The first line “A cloud of blossoms” gives us the wider setting of the verse.  It is spring, and cherry blossoms are everywhere.  Through this cloud of blossoms comes the deep tone of a sounding bell.  Where does it come from?  One cannot tell.  Is it from a temple at Ueno?  Or one at Asakusa?

To tell us would spoil the verse completely, would ruin its point, which is just that feeling of not knowing.

We could take Shanks’ lines and make them into a proper hokku:

The distant wood;
A drowsy thrush?
A waking nightingale?

One does not, of course, need a question on each of two lines, as in Bashō and in our reworked Shanks.  One need only be sure that the question mark is placed so as to leave the reader with the unanswered question:

Let’s look at an out-of-season verse by Ōemaru:

Meeting the cow
I sold last year;
The autumn wind.

That verse also relies on the feeling it arouses in the reader.  But we can get another interesting feeling by making a question hokku of it:

Is that the cow
I sold last year?
The autumn wind.

Which one uses will depend on the feeling one wishes to convey.  Notice that we do not need to tell the reader what to feel.  He or she just feels it upon reading each of these verses.  That is the virtue of not saying too much, one of the many virtues of the hokku.



There is something very mysterious and significant about a question.

In the Zen sect, one major practice is the continual asking of an internal question — “Why did Bodhidharma come from the West?” perhaps, or “What was my true face before I was born?”

These are questions that cannot be ended by an ordinary response.  In fact, one must go beyond all intellectual and logical and rational answers, beating one’s head against the wall of the question again and again, hour after hour, week after week, perhaps even year after year until finally — if all is favorable — all at once the wall falls of itself and the answer beyond words is revealed.

The spiritual practice advocated by Ramana Maharshi, the noted south Indian saint of the early 20th century, was asking one’s self continuously “Who am I?”  Again, all ordinary answers had to be put aside, because it is the ongoing state of questioning that will finally — again if one is fortunate — lead to realization.

In the Western tale of the Holy Grail, we find the naive young Parzival witnessing a strange ritual in the Grail Castle.  He sees the wounded Fisher King, and he sees the Grail brought in, glowing with its own light.  He is supposed to ask “Whom does the Grail serve?” but fails to do so.  In Jungian psychology this is very significant– it is the equivalent of failing to ask the meaning of life.  The question need not be answered to be effective — but like the questions of Zen and Ramana Maharshi, it must be posed and then the matter will develop.
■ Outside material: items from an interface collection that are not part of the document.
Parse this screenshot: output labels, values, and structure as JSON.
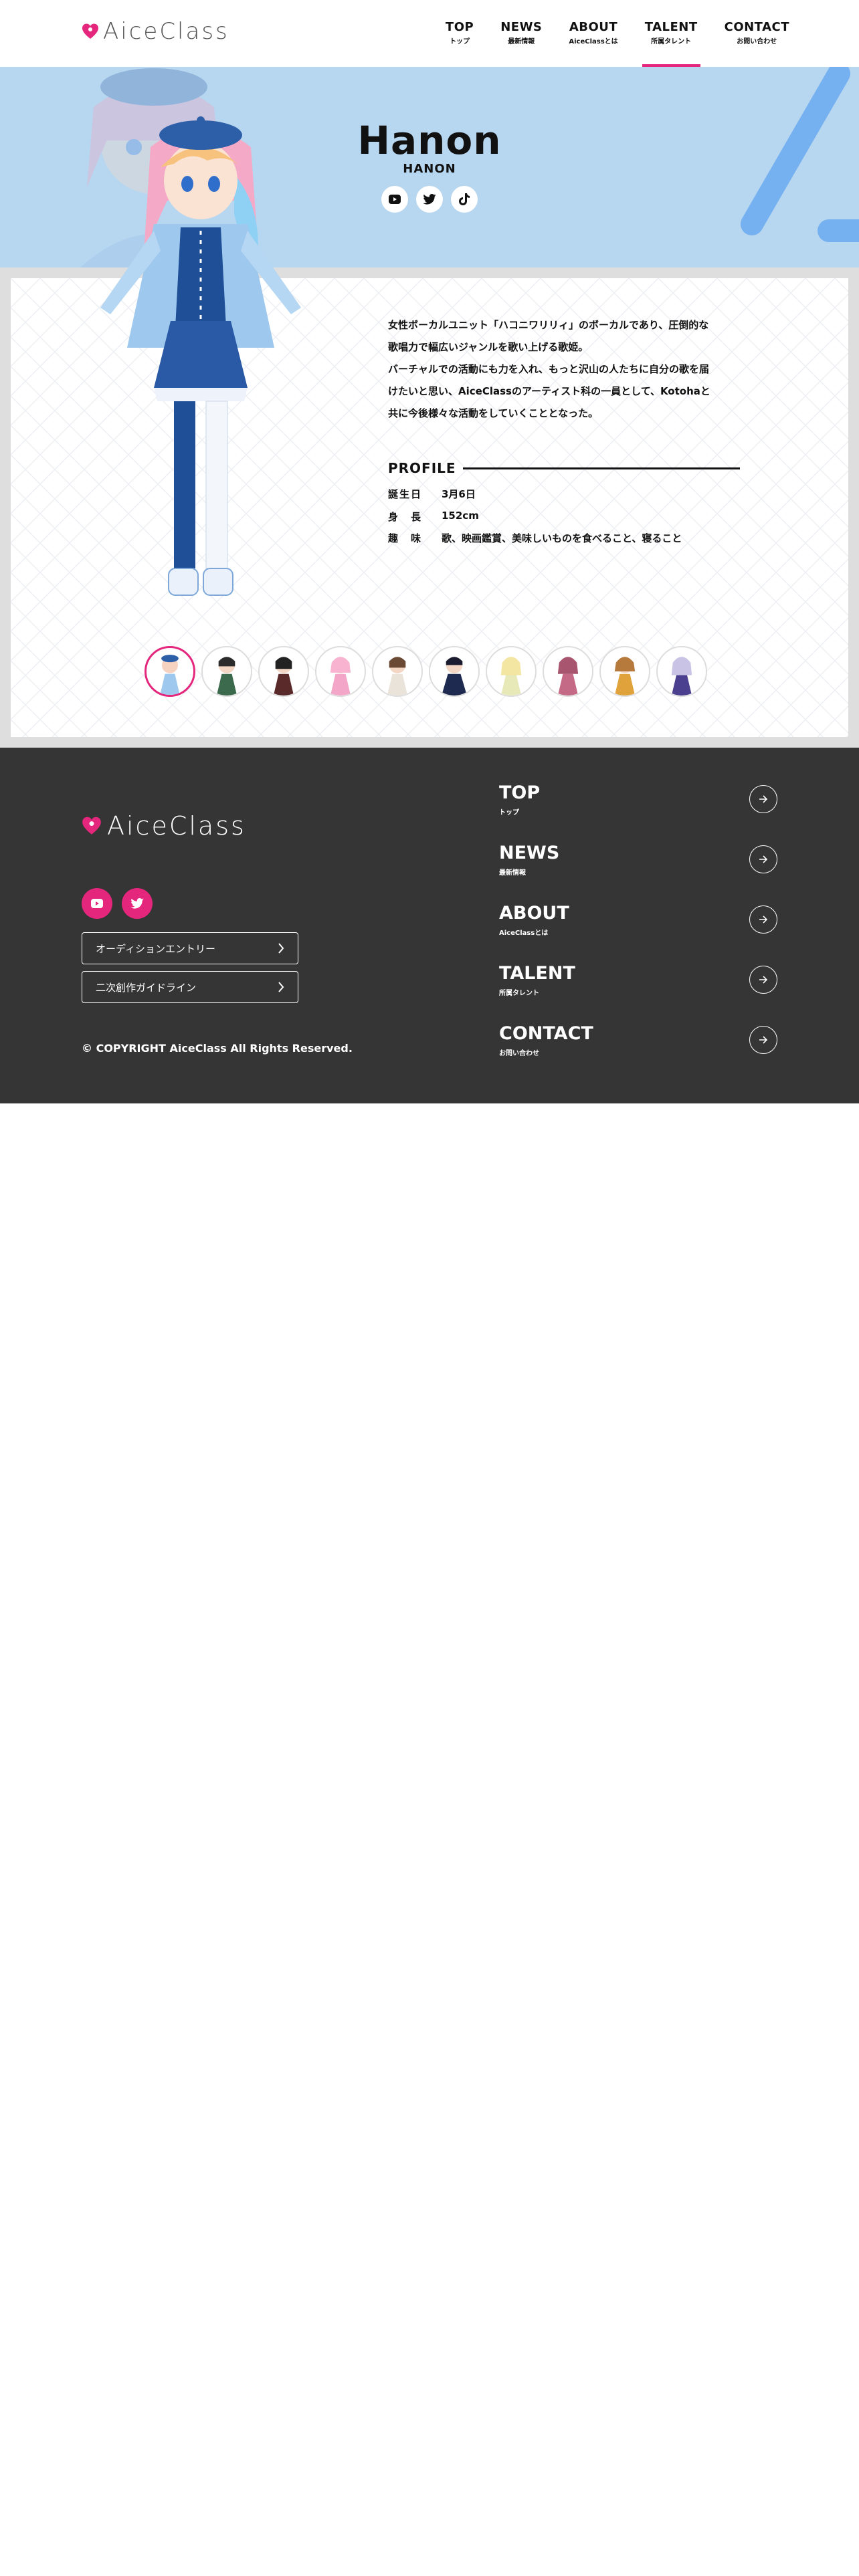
{
  "header": {
    "logo_text": "AiceClass",
    "nav": [
      {
        "en": "TOP",
        "ja": "トップ"
      },
      {
        "en": "NEWS",
        "ja": "最新情報"
      },
      {
        "en": "ABOUT",
        "ja": "AiceClassとは"
      },
      {
        "en": "TALENT",
        "ja": "所属タレント"
      },
      {
        "en": "CONTACT",
        "ja": "お問い合わせ"
      }
    ],
    "active_nav": "TALENT"
  },
  "hero": {
    "name": "Hanon",
    "name_upper": "HANON",
    "social_icons": [
      "youtube-icon",
      "twitter-icon",
      "tiktok-icon"
    ],
    "bg_color": "#b7d6f0"
  },
  "talent": {
    "description": [
      "女性ボーカルユニット「ハコニワリリィ」のボーカルであり、圧倒的な",
      "歌唱力で幅広いジャンルを歌い上げる歌姫。",
      "バーチャルでの活動にも力を入れ、もっと沢山の人たちに自分の歌を届",
      "けたいと思い、AiceClassのアーティスト科の一員として、Kotohaと",
      "共に今後様々な活動をしていくこととなった。"
    ],
    "profile_title": "PROFILE",
    "profile": [
      {
        "key": "誕生日",
        "value": "3月6日"
      },
      {
        "key": "身　長",
        "value": "152cm"
      },
      {
        "key": "趣　味",
        "value": "歌、映画鑑賞、美味しいものを食べること、寝ること"
      }
    ],
    "thumbnail_count": 10,
    "active_thumbnail": 0
  },
  "footer": {
    "logo_text": "AiceClass",
    "social_icons": [
      "youtube-icon",
      "twitter-icon"
    ],
    "buttons": [
      "オーディションエントリー",
      "二次創作ガイドライン"
    ],
    "copyright": "© COPYRIGHT AiceClass All Rights Reserved.",
    "nav": [
      {
        "en": "TOP",
        "ja": "トップ"
      },
      {
        "en": "NEWS",
        "ja": "最新情報"
      },
      {
        "en": "ABOUT",
        "ja": "AiceClassとは"
      },
      {
        "en": "TALENT",
        "ja": "所属タレント"
      },
      {
        "en": "CONTACT",
        "ja": "お問い合わせ"
      }
    ]
  },
  "colors": {
    "accent": "#e5267d",
    "footer_bg": "#353535",
    "hero_bg": "#b7d6f0"
  }
}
We find parallels again and again between hokku and the higher levels of spiritual practice and realization, but though there are parallels, I caution again that no one ever became enlightened by reading or writing hokku.  Nonetheless, the questioning state is held so highly in hokku that there is a specific category devoted only to posing a question that remains unanswered, as in this Autumn verse of Kitō, which I give here in a translation very close to that of R. H. Blyth:

Dense fog;
What is being shouted
Between hill and boat?

The whole effect of such a hokku lies in the state of unknowing generated by the question that is asked but not answered.  That is why in question hokku, an answer is neither given nor expected.  It is only that focused state brought about by the question — that heightened condition of not knowing — that we want.

It is written in the Cloud of Unknowing,

“That right as bi the defailing of oure bodely wittes, we
bigine redeliest to kom to knowing of goostli thinges…”

“That just as by the failure of our bodily wits, we begin most readily to come to knowing of spiritual things…”

In the same way the unanswered question of hokku opens us up to silence that is beyond the intellect, beyond questions.